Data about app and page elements
* * * *
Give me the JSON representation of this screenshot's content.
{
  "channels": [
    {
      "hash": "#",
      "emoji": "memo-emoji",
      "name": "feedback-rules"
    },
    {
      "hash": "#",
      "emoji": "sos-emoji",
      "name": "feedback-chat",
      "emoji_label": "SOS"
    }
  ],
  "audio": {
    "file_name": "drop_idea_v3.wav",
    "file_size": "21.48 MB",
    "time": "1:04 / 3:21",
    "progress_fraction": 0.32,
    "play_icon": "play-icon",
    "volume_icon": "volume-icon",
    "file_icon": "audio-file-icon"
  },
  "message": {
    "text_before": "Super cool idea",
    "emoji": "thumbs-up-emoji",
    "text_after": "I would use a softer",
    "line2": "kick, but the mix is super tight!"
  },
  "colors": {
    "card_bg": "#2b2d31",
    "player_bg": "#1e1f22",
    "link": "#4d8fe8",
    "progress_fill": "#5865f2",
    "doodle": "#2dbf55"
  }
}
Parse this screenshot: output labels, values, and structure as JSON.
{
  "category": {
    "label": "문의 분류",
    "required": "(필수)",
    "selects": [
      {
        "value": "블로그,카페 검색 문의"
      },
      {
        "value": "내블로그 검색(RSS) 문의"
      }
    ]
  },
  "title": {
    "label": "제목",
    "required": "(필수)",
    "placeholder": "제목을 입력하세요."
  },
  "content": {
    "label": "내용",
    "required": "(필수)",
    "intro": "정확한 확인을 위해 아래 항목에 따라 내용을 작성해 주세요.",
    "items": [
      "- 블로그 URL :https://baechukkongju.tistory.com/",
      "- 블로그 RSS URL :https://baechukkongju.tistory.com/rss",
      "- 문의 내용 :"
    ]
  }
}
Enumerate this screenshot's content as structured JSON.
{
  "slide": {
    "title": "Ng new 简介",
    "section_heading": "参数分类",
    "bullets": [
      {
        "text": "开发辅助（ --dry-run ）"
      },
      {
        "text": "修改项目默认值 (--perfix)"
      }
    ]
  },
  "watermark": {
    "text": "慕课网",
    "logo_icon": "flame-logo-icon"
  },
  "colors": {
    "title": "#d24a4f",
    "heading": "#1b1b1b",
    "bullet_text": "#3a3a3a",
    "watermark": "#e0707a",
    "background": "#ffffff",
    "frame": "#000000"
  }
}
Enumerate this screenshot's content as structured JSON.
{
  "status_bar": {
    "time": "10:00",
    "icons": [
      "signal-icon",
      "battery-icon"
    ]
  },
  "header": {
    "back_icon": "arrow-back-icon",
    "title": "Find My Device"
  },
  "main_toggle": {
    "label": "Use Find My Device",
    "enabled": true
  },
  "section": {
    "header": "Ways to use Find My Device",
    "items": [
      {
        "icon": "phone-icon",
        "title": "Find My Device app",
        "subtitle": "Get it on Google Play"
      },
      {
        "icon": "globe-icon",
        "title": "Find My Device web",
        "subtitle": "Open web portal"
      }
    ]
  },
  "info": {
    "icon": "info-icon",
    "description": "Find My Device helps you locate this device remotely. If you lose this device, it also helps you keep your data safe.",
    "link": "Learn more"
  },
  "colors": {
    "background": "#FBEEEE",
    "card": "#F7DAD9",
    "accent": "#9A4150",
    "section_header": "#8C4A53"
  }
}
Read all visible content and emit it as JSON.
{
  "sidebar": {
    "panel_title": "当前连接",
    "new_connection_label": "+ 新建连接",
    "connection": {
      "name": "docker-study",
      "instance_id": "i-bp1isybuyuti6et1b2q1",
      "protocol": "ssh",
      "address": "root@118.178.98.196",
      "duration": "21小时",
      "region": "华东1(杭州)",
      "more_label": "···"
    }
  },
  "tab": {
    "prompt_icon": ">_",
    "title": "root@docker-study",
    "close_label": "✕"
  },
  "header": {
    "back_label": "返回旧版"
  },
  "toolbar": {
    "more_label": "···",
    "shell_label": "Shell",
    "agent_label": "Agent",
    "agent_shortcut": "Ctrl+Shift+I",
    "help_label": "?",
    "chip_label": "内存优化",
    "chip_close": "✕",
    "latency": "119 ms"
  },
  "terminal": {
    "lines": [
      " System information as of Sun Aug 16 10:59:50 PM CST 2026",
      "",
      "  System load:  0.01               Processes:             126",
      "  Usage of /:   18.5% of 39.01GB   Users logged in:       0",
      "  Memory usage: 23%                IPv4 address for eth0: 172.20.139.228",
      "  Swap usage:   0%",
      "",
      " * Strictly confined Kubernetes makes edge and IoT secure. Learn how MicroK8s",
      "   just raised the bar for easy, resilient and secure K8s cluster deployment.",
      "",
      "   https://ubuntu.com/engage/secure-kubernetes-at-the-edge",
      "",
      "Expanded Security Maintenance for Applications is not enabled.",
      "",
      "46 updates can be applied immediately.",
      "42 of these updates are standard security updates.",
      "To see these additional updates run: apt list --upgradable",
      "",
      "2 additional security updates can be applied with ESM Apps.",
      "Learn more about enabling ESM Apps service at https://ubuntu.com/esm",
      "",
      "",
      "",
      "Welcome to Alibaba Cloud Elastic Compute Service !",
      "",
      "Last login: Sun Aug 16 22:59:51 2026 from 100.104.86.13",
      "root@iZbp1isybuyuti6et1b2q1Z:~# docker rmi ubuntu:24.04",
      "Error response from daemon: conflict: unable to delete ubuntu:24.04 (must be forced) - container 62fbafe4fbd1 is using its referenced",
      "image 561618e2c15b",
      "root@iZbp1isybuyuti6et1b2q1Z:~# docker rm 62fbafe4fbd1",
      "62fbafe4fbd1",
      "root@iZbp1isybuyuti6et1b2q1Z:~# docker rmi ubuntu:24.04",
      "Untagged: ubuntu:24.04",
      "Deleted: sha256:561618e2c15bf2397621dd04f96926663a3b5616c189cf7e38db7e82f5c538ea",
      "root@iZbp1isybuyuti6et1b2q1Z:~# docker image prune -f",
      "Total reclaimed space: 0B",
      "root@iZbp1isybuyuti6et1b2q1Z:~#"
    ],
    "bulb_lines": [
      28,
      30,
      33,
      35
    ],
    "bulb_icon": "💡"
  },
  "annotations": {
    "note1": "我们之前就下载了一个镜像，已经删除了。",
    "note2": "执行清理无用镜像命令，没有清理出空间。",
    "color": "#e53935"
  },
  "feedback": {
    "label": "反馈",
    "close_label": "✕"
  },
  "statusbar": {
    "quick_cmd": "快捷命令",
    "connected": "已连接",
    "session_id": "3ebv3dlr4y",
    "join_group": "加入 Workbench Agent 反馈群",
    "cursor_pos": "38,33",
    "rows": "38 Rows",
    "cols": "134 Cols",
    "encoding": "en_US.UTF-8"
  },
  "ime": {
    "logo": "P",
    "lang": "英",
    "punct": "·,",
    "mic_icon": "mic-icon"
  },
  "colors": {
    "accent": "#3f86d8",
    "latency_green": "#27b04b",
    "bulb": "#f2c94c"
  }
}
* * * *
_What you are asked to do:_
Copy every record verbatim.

_Solution for this exercise:_
Give me the JSON representation of this screenshot's content.
{
  "channels": [
    {
      "hash": "#",
      "emoji": "memo-emoji",
      "name": "feedback-rules"
    },
    {
      "hash": "#",
      "emoji": "sos-emoji",
      "name": "feedback-chat",
      "emoji_label": "SOS"
    }
  ],
  "audio": {
    "file_name": "drop_idea_v3.wav",
    "file_size": "21.48 MB",
    "time": "1:04 / 3:21",
    "progress_fraction": 0.32,
    "play_icon": "play-icon",
    "volume_icon": "volume-icon",
    "file_icon": "audio-file-icon"
  },
  "message": {
    "text_before": "Super cool idea",
    "emoji": "thumbs-up-emoji",
    "text_after": "I would use a softer",
    "line2": "kick, but the mix is super tight!"
  },
  "colors": {
    "card_bg": "#2b2d31",
    "player_bg": "#1e1f22",
    "link": "#4d8fe8",
    "progress_fill": "#5865f2",
    "doodle": "#2dbf55"
  }
}
Parse this screenshot: output labels, values, and structure as JSON.
{
  "category": {
    "label": "문의 분류",
    "required": "(필수)",
    "selects": [
      {
        "value": "블로그,카페 검색 문의"
      },
      {
        "value": "내블로그 검색(RSS) 문의"
      }
    ]
  },
  "title": {
    "label": "제목",
    "required": "(필수)",
    "placeholder": "제목을 입력하세요."
  },
  "content": {
    "label": "내용",
    "required": "(필수)",
    "intro": "정확한 확인을 위해 아래 항목에 따라 내용을 작성해 주세요.",
    "items": [
      "- 블로그 URL :https://baechukkongju.tistory.com/",
      "- 블로그 RSS URL :https://baechukkongju.tistory.com/rss",
      "- 문의 내용 :"
    ]
  }
}
Enumerate this screenshot's content as structured JSON.
{
  "slide": {
    "title": "Ng new 简介",
    "section_heading": "参数分类",
    "bullets": [
      {
        "text": "开发辅助（ --dry-run ）"
      },
      {
        "text": "修改项目默认值 (--perfix)"
      }
    ]
  },
  "watermark": {
    "text": "慕课网",
    "logo_icon": "flame-logo-icon"
  },
  "colors": {
    "title": "#d24a4f",
    "heading": "#1b1b1b",
    "bullet_text": "#3a3a3a",
    "watermark": "#e0707a",
    "background": "#ffffff",
    "frame": "#000000"
  }
}
Enumerate this screenshot's content as structured JSON.
{
  "status_bar": {
    "time": "10:00",
    "icons": [
      "signal-icon",
      "battery-icon"
    ]
  },
  "header": {
    "back_icon": "arrow-back-icon",
    "title": "Find My Device"
  },
  "main_toggle": {
    "label": "Use Find My Device",
    "enabled": true
  },
  "section": {
    "header": "Ways to use Find My Device",
    "items": [
      {
        "icon": "phone-icon",
        "title": "Find My Device app",
        "subtitle": "Get it on Google Play"
      },
      {
        "icon": "globe-icon",
        "title": "Find My Device web",
        "subtitle": "Open web portal"
      }
    ]
  },
  "info": {
    "icon": "info-icon",
    "description": "Find My Device helps you locate this device remotely. If you lose this device, it also helps you keep your data safe.",
    "link": "Learn more"
  },
  "colors": {
    "background": "#FBEEEE",
    "card": "#F7DAD9",
    "accent": "#9A4150",
    "section_header": "#8C4A53"
  }
}
Read all visible content and emit it as JSON.
{
  "sidebar": {
    "panel_title": "当前连接",
    "new_connection_label": "+ 新建连接",
    "connection": {
      "name": "docker-study",
      "instance_id": "i-bp1isybuyuti6et1b2q1",
      "protocol": "ssh",
      "address": "root@118.178.98.196",
      "duration": "21小时",
      "region": "华东1(杭州)",
      "more_label": "···"
    }
  },
  "tab": {
    "prompt_icon": ">_",
    "title": "root@docker-study",
    "close_label": "✕"
  },
  "header": {
    "back_label": "返回旧版"
  },
  "toolbar": {
    "more_label": "···",
    "shell_label": "Shell",
    "agent_label": "Agent",
    "agent_shortcut": "Ctrl+Shift+I",
    "help_label": "?",
    "chip_label": "内存优化",
    "chip_close": "✕",
    "latency": "119 ms"
  },
  "terminal": {
    "lines": [
      " System information as of Sun Aug 16 10:59:50 PM CST 2026",
      "",
      "  System load:  0.01               Processes:             126",
      "  Usage of /:   18.5% of 39.01GB   Users logged in:       0",
      "  Memory usage: 23%                IPv4 address for eth0: 172.20.139.228",
      "  Swap usage:   0%",
      "",
      " * Strictly confined Kubernetes makes edge and IoT secure. Learn how MicroK8s",
      "   just raised the bar for easy, resilient and secure K8s cluster deployment.",
      "",
      "   https://ubuntu.com/engage/secure-kubernetes-at-the-edge",
      "",
      "Expanded Security Maintenance for Applications is not enabled.",
      "",
      "46 updates can be applied immediately.",
      "42 of these updates are standard security updates.",
      "To see these additional updates run: apt list --upgradable",
      "",
      "2 additional security updates can be applied with ESM Apps.",
      "Learn more about enabling ESM Apps service at https://ubuntu.com/esm",
      "",
      "",
      "",
      "Welcome to Alibaba Cloud Elastic Compute Service !",
      "",
      "Last login: Sun Aug 16 22:59:51 2026 from 100.104.86.13",
      "root@iZbp1isybuyuti6et1b2q1Z:~# docker rmi ubuntu:24.04",
      "Error response from daemon: conflict: unable to delete ubuntu:24.04 (must be forced) - container 62fbafe4fbd1 is using its referenced",
      "image 561618e2c15b",
      "root@iZbp1isybuyuti6et1b2q1Z:~# docker rm 62fbafe4fbd1",
      "62fbafe4fbd1",
      "root@iZbp1isybuyuti6et1b2q1Z:~# docker rmi ubuntu:24.04",
      "Untagged: ubuntu:24.04",
      "Deleted: sha256:561618e2c15bf2397621dd04f96926663a3b5616c189cf7e38db7e82f5c538ea",
      "root@iZbp1isybuyuti6et1b2q1Z:~# docker image prune -f",
      "Total reclaimed space: 0B",
      "root@iZbp1isybuyuti6et1b2q1Z:~#"
    ],
    "bulb_lines": [
      28,
      30,
      33,
      35
    ],
    "bulb_icon": "💡"
  },
  "annotations": {
    "note1": "我们之前就下载了一个镜像，已经删除了。",
    "note2": "执行清理无用镜像命令，没有清理出空间。",
    "color": "#e53935"
  },
  "feedback": {
    "label": "反馈",
    "close_label": "✕"
  },
  "statusbar": {
    "quick_cmd": "快捷命令",
    "connected": "已连接",
    "session_id": "3ebv3dlr4y",
    "join_group": "加入 Workbench Agent 反馈群",
    "cursor_pos": "38,33",
    "rows": "38 Rows",
    "cols": "134 Cols",
    "encoding": "en_US.UTF-8"
  },
  "ime": {
    "logo": "P",
    "lang": "英",
    "punct": "·,",
    "mic_icon": "mic-icon"
  },
  "colors": {
    "accent": "#3f86d8",
    "latency_green": "#27b04b",
    "bulb": "#f2c94c"
  }
}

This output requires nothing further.